The NBA Draft had a definite international flair this year with four of the first seven picks from overseas and five of the first seven from a foreign country. In all, nine players with foreign ties were drafted in the first round and another eight in the second round. 28 percent of all draft picks were either international players or players with foreign birth certificates.
Although many of these players, particularly those drafted in the mid-to-late second round, will likely never see an NBA floor, it is an interesting trend. It's something USA early eligibles should consider as they decide whether to enter the draft. With that in mind we'll look at some of the international draft picks and how we feel about them.
Jan Vesely (#6, Washington Wizards). Vesely is a very athletic combo-forward with size who will get down the floor for John Wall's passes. They will enjoy playing together and look for Vesely to have more transition dunks than possibly anyone in the league before too long. Vesely was a great pick for the Wizards.

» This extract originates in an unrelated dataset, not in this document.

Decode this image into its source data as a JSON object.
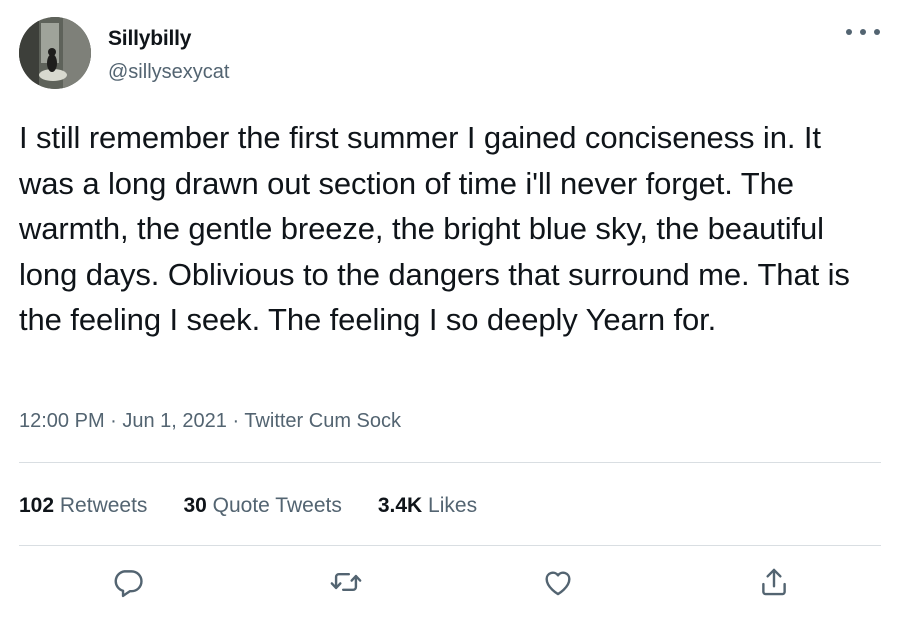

Jonas Valanciunas (#5, Toronto Raptors). Valanciunas likely has the most upside of any pure center in this year's draft. He needs to get stronger but has actual skill, can run the floor, has a soft touch outside and is very long (7'6 wingspan) and will block shots. The big gamble is his contract with Lietuvos Rytas and how long it will take him to get out of it. Hopefully the Raptor front office won't have to wait two years to see him in a Toronto uniform. If so, the front office personnel might not be with the team by that point. The latest news is that Toronto may be working a deal to get Valanciunas to the NBA for the 2012-13 season.

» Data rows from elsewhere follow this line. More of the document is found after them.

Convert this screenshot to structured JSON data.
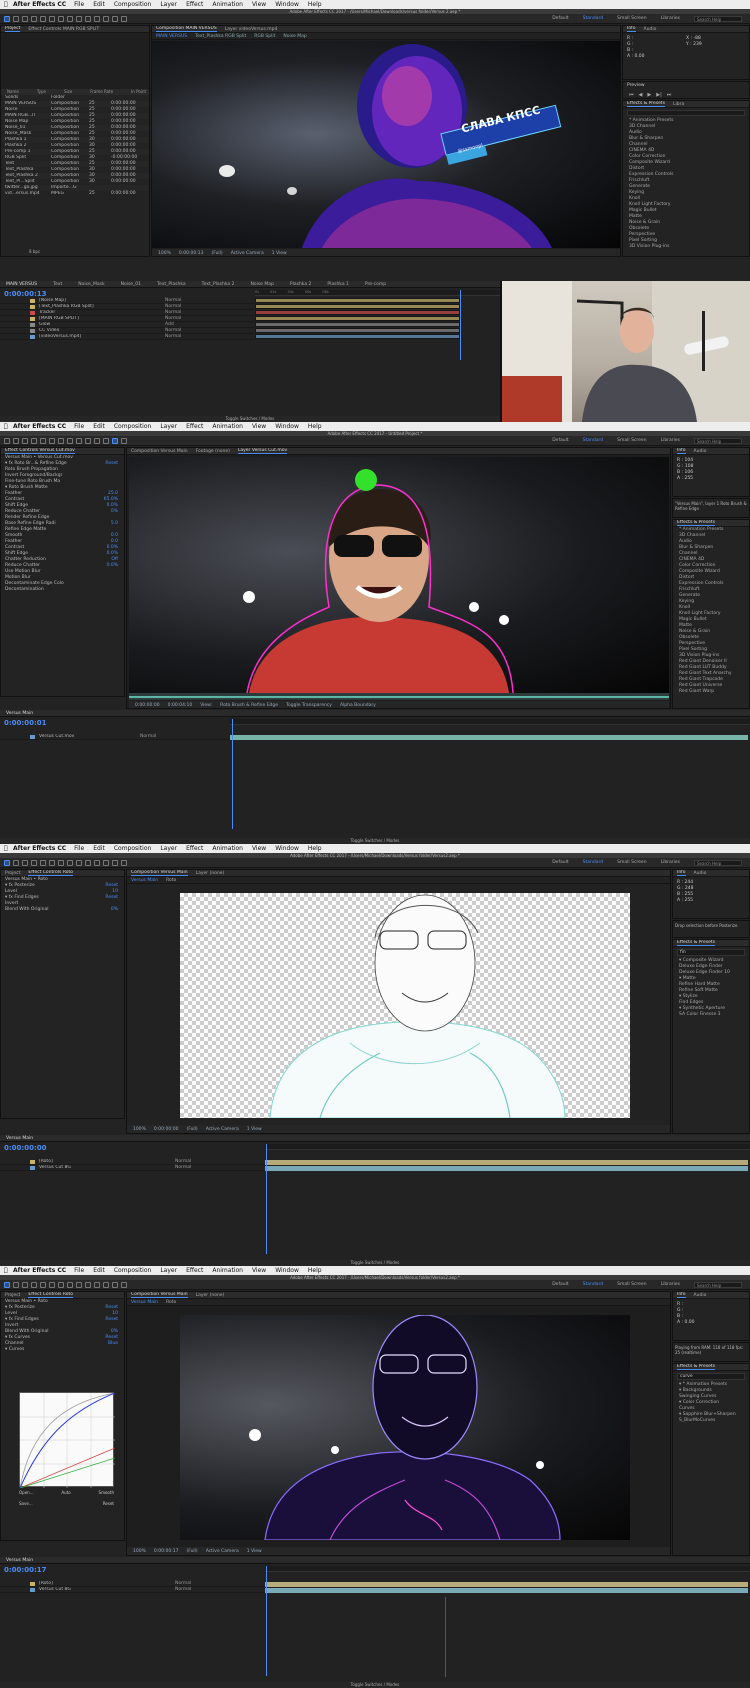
{
  "menu": {
    "app": "After Effects CC",
    "items": [
      "File",
      "Edit",
      "Composition",
      "Layer",
      "Effect",
      "Animation",
      "View",
      "Window",
      "Help"
    ]
  },
  "workspaces": {
    "items": [
      "Default",
      "Standard",
      "Small Screen",
      "Libraries"
    ],
    "active": "Standard",
    "search": "Search Help"
  },
  "shot1": {
    "title": "Adobe After Effects CC 2017 - /Users/Michael/Downloads/versus folder/Versus 2.aep *",
    "project_tab": "Project",
    "effect_tab": "Effect Controls MAIN RGB SPLIT",
    "comp_tab": "Composition MAIN VERSUS",
    "layer_tab": "Layer videoVersus.mp4",
    "viewer_tabs": [
      "MAIN VERSUS",
      "Text_Plashka RGB Split",
      "RGB Split",
      "Noise Map"
    ],
    "columns": [
      "Name",
      "Type",
      "Size",
      "Frame Rate",
      "In Point"
    ],
    "project_items": [
      {
        "name": "Solids",
        "type": "Folder",
        "rate": "",
        "in": ""
      },
      {
        "name": "MAIN VERSUS",
        "type": "Composition",
        "rate": "25",
        "in": "0:00:00:00"
      },
      {
        "name": "Noise",
        "type": "Composition",
        "rate": "25",
        "in": "0:00:00:00"
      },
      {
        "name": "MAIN RGB...IT",
        "type": "Composition",
        "rate": "25",
        "in": "0:00:00:00"
      },
      {
        "name": "Noise Map",
        "type": "Composition",
        "rate": "25",
        "in": "0:00:00:00"
      },
      {
        "name": "Noise_01",
        "type": "Composition",
        "rate": "25",
        "in": "0:00:00:00"
      },
      {
        "name": "Noise_Mask",
        "type": "Composition",
        "rate": "25",
        "in": "0:00:00:00"
      },
      {
        "name": "Plashka 1",
        "type": "Composition",
        "rate": "30",
        "in": "0:00:00:00"
      },
      {
        "name": "Plashka 2",
        "type": "Composition",
        "rate": "30",
        "in": "0:00:00:00"
      },
      {
        "name": "Pre-comp 1",
        "type": "Composition",
        "rate": "25",
        "in": "0:00:00:00"
      },
      {
        "name": "RGB Split",
        "type": "Composition",
        "rate": "30",
        "in": "-0:00:00:00"
      },
      {
        "name": "Text",
        "type": "Composition",
        "rate": "25",
        "in": "0:00:00:00"
      },
      {
        "name": "Text_Plashka",
        "type": "Composition",
        "rate": "30",
        "in": "0:00:00:00"
      },
      {
        "name": "Text_Plashka 2",
        "type": "Composition",
        "rate": "30",
        "in": "0:00:00:00"
      },
      {
        "name": "Text_Pl...Split",
        "type": "Composition",
        "rate": "30",
        "in": "0:00:00:00"
      },
      {
        "name": "twitter...go.jpg",
        "type": "Importe...G",
        "rate": "",
        "in": ""
      },
      {
        "name": "vid...ersus.mp4",
        "type": "MPEG",
        "rate": "25",
        "in": "0:00:00:00"
      }
    ],
    "bpc": "8 bpc",
    "banner_text": "СЛАВА КПСС",
    "banner_handle": "@ssmonpl",
    "viewer_zoom": "100%",
    "viewer_time": "0:00:00:13",
    "viewer_res": "(Full)",
    "camera": "Active Camera",
    "view": "1 View",
    "tl_tabs": [
      "MAIN VERSUS",
      "Text",
      "Noise_Mask",
      "Noise_01",
      "Text_Plashka",
      "Text_Plashka 2",
      "Noise Map",
      "Plashka 2",
      "Plashka 1",
      "Pre-comp"
    ],
    "tl_time": "0:00:00:13",
    "layers": [
      {
        "name": "[Noise Map]",
        "mode": "Normal",
        "color": "#c9b36a"
      },
      {
        "name": "[Text_Plashka RGB Split]",
        "mode": "Normal",
        "color": "#c9b36a"
      },
      {
        "name": "Tracker",
        "mode": "Normal",
        "color": "#c94b4b"
      },
      {
        "name": "[MAIN RGB SPLIT]",
        "mode": "Normal",
        "color": "#c9b36a"
      },
      {
        "name": "Glow",
        "mode": "Add",
        "color": "#8a8a8a"
      },
      {
        "name": "CC Video",
        "mode": "Normal",
        "color": "#8a8a8a"
      },
      {
        "name": "[videoVersus.mp4]",
        "mode": "Normal",
        "color": "#6a9ac9"
      }
    ],
    "toggle": "Toggle Switches / Modes",
    "info": {
      "R": "R :",
      "G": "G :",
      "B": "B :",
      "A": "A : 0.00",
      "X": "X : -88",
      "Y": "Y : 239"
    },
    "preview": "Preview",
    "effects_tab": "Effects & Presets",
    "effects": [
      "* Animation Presets",
      "3D Channel",
      "Audio",
      "Blur & Sharpen",
      "Channel",
      "CINEMA 4D",
      "Color Correction",
      "Composite Wizard",
      "Distort",
      "Expression Controls",
      "Frischluft",
      "Generate",
      "Keying",
      "Knoll",
      "Knoll Light Factory",
      "Magic Bullet",
      "Matte",
      "Noise & Grain",
      "Obsolete",
      "Perspective",
      "Pixel Sorting",
      "3D Vision Plug-ins"
    ]
  },
  "shot2": {
    "title": "Adobe After Effects CC 2017 - Untitled Project *",
    "effect_tab": "Effect Controls Versus Cut.mov",
    "comp_tab": "Composition Versus Main",
    "footage_tab": "Footage (none)",
    "layer_tab": "Layer Versus Cut.mov",
    "effect_items": [
      {
        "label": "Versus Main • Versus Cut.mov",
        "value": ""
      },
      {
        "label": "▾ fx Roto Br...& Refine Edge",
        "value": "Reset"
      },
      {
        "label": "  Roto Brush Propagation",
        "value": ""
      },
      {
        "label": "  Invert Foreground/Backgr",
        "value": ""
      },
      {
        "label": "  Fine-tune Roto Brush Ma",
        "value": ""
      },
      {
        "label": "  ▾ Roto Brush Matte",
        "value": ""
      },
      {
        "label": "    Feather",
        "value": "25.0"
      },
      {
        "label": "    Contrast",
        "value": "65.0%"
      },
      {
        "label": "    Shift Edge",
        "value": "0.0%"
      },
      {
        "label": "    Reduce Chatter",
        "value": "0%"
      },
      {
        "label": "  Render Refine Edge",
        "value": ""
      },
      {
        "label": "  Base Refine Edge Radi",
        "value": "5.0"
      },
      {
        "label": "  Refine Edge Matte",
        "value": ""
      },
      {
        "label": "    Smooth",
        "value": "0.0"
      },
      {
        "label": "    Feather",
        "value": "0.0"
      },
      {
        "label": "    Contrast",
        "value": "0.0%"
      },
      {
        "label": "    Shift Edge",
        "value": "0.0%"
      },
      {
        "label": "    Chatter Reduction",
        "value": "Off"
      },
      {
        "label": "    Reduce Chatter",
        "value": "0.0%"
      },
      {
        "label": "  Use Motion Blur",
        "value": ""
      },
      {
        "label": "  Motion Blur",
        "value": ""
      },
      {
        "label": "  Decontaminate Edge Colo",
        "value": ""
      },
      {
        "label": "  Decontamination",
        "value": ""
      }
    ],
    "viewer_zoom": "100%",
    "viewer_time": "0:00:00:01",
    "view_label": "View:",
    "view_value": "Roto Brush & Refine Edge",
    "toggles": [
      "Toggle Transparency",
      "Alpha Boundary"
    ],
    "frame_start": "0:00:00:00",
    "frame_end": "0:00:04:10",
    "tl_tab": "Versus Main",
    "tl_time": "0:00:00:01",
    "layers": [
      {
        "name": "Versus Cut.mov",
        "mode": "Normal",
        "color": "#6a9ac9"
      }
    ],
    "toggle": "Toggle Switches / Modes",
    "info": {
      "R": "R : 104",
      "G": "G : 108",
      "B": "B : 106",
      "A": "A : 255",
      "X": "X : 604",
      "Y": "Y : 307"
    },
    "info_note": "\"Versus Main\", layer 1 Roto Brush & Refine Edge",
    "effects": [
      "* Animation Presets",
      "3D Channel",
      "Audio",
      "Blur & Sharpen",
      "Channel",
      "CINEMA 4D",
      "Color Correction",
      "Composite Wizard",
      "Distort",
      "Expression Controls",
      "Frischluft",
      "Generate",
      "Keying",
      "Knoll",
      "Knoll Light Factory",
      "Magic Bullet",
      "Matte",
      "Noise & Grain",
      "Obsolete",
      "Perspective",
      "Pixel Sorting",
      "3D Vision Plug-ins",
      "Red Giant Denoiser II",
      "Red Giant LUT Buddy",
      "Red Giant Text Anarchy",
      "Red Giant Trapcode",
      "Red Giant Universe",
      "Red Giant Warp"
    ]
  },
  "shot3": {
    "title": "Adobe After Effects CC 2017 - /Users/Michael/Downloads/Versus folder/Versus2.aep *",
    "effect_tab": "Effect Controls Roto",
    "comp_tab": "Composition Versus Main",
    "layer_tab": "Layer (none)",
    "sub_tabs": [
      "Versus Main",
      "Roto"
    ],
    "effect_items": [
      {
        "label": "Versus Main • Roto",
        "value": ""
      },
      {
        "label": "▾ fx Posterize",
        "value": "Reset"
      },
      {
        "label": "    Level",
        "value": "10"
      },
      {
        "label": "▾ fx Find Edges",
        "value": "Reset"
      },
      {
        "label": "    Invert",
        "value": ""
      },
      {
        "label": "    Blend With Original",
        "value": "0%"
      }
    ],
    "viewer_zoom": "100%",
    "viewer_time": "0:00:00:00",
    "viewer_res": "(Full)",
    "camera": "Active Camera",
    "view": "1 View",
    "tl_tab": "Versus Main",
    "tl_time": "0:00:00:00",
    "layers": [
      {
        "name": "[Roto]",
        "mode": "Normal",
        "color": "#c9b36a"
      },
      {
        "name": "Versus Cut 8G",
        "mode": "Normal",
        "color": "#6a9ac9"
      }
    ],
    "toggle": "Toggle Switches / Modes",
    "info": {
      "R": "R : 244",
      "G": "G : 248",
      "B": "B : 255",
      "A": "A : 255",
      "X": "X : 413",
      "Y": "Y : 617"
    },
    "info_note": "Drop selection before Posterize",
    "search": "fin",
    "effects": [
      "▾ Composite Wizard",
      "Deluxe Edge Finder",
      "Deluxe Edge Finder 10",
      "▾ Matte",
      "Refine Hard Matte",
      "Refine Soft Matte",
      "▾ Stylize",
      "Find Edges",
      "▾ Synthetic Aperture",
      "SA Color Finesse 3"
    ]
  },
  "shot4": {
    "effect_tab": "Effect Controls Roto",
    "comp_tab": "Composition Versus Main",
    "layer_tab": "Layer (none)",
    "sub_tabs": [
      "Versus Main",
      "Roto"
    ],
    "effect_items": [
      {
        "label": "Versus Main • Roto",
        "value": ""
      },
      {
        "label": "▾ fx Posterize",
        "value": "Reset"
      },
      {
        "label": "    Level",
        "value": "10"
      },
      {
        "label": "▾ fx Find Edges",
        "value": "Reset"
      },
      {
        "label": "    Invert",
        "value": ""
      },
      {
        "label": "    Blend With Original",
        "value": "0%"
      },
      {
        "label": "▾ fx Curves",
        "value": "Reset"
      },
      {
        "label": "    Channel",
        "value": "Blue"
      },
      {
        "label": "  ▾ Curves",
        "value": ""
      }
    ],
    "curve_buttons": [
      "Open...",
      "Auto",
      "Smooth",
      "Save...",
      "Reset"
    ],
    "viewer_zoom": "100%",
    "viewer_time": "0:00:00:17",
    "viewer_res": "(Full)",
    "camera": "Active Camera",
    "view": "1 View",
    "tl_tab": "Versus Main",
    "tl_time": "0:00:00:17",
    "layers": [
      {
        "name": "[Roto]",
        "mode": "Normal",
        "color": "#c9b36a"
      },
      {
        "name": "Versus Cut 8G",
        "mode": "Normal",
        "color": "#6a9ac9"
      }
    ],
    "toggle": "Toggle Switches / Modes",
    "info": {
      "R": "R :",
      "G": "G :",
      "B": "B :",
      "A": "A : 0.00",
      "X": "X : 607",
      "Y": "Y : 773"
    },
    "info_note": "Playing from RAM: 118 of 118 fps: 25 (realtime)",
    "search": "curve",
    "effects": [
      "▾ * Animation Presets",
      "▾ Backgrounds",
      "Swinging Curves",
      "▾ Color Correction",
      "Curves",
      "▾ Sapphire Blur+Sharpen",
      "S_BlurMoCurves"
    ]
  }
}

Bismack Biyombo (#7, Charlotte Bobcats). Whether Biyombo is 19 years old or not, the Bobcats need his defensive presence. I'm not sure how long he'll take to develop any semblance of an offensive game, but Biyombo will get his share of offensive putbacks with his cat-like quickness on the boards. It seems like Biyombo has the right attitude and character to succeed in the NBA. He certainly has the body to succeed.

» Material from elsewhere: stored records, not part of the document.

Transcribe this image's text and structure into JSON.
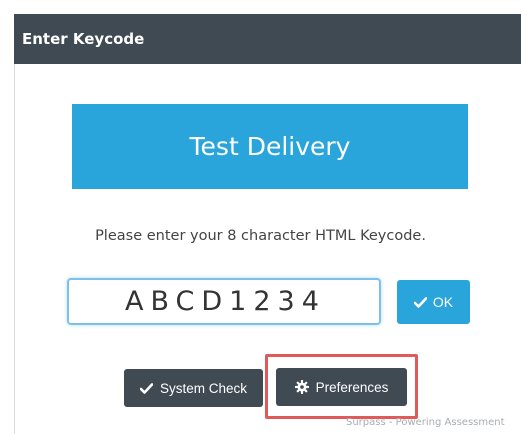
{
  "dialog": {
    "title": "Enter Keycode",
    "banner": "Test Delivery",
    "instruction": "Please enter your 8 character HTML Keycode.",
    "keycode": {
      "value": "ABCD1234",
      "placeholder": ""
    },
    "ok_label": "OK",
    "system_check_label": "System Check",
    "preferences_label": "Preferences"
  },
  "footer": {
    "text": "Surpass - Powering Assessment"
  },
  "colors": {
    "header": "#3f4a53",
    "accent": "#2aa5dc",
    "dark_button": "#3f4a53",
    "highlight": "#e05a5a"
  },
  "icons": {
    "ok": "checkmark-icon",
    "system_check": "checkmark-icon",
    "preferences": "gear-icon"
  }
}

Enes Kanter (#3, Utah Jazz). Most experts had Brandon Knight in the #3 slot. While the Jazz may still need a point guard, Kanter will be a solid center for them as long as they can keep him in Utah. He should be able to contribute with a minimum of adjustment time. He was a solid pick for the Jazz.
Tristan Thompson (#4, Cleveland Cavaliers). Cleveland surprised everyone with their selection of the Canadian Thompson. They could have traded down 4-6 spots and still have picked Thompson and received something in return for moving down. Regardless of how well Thompson performed in his Cleveland workout, he is quite some time away from contributing offensively, and is not the defensive presence of someone like Biyombo, who was picked at #7. In fact, Biyombo is bigger, stronger, a much better rebounder and defender, a better shot-blocker and seems to be more of a leader. So why did Cleveland pick Thompson three slots before Biyombo? Cleveland outsmarted themselves with this pick.
We'll discuss the rest of the international draft picks as well as give our winners and losers of the draft in subsequent articles.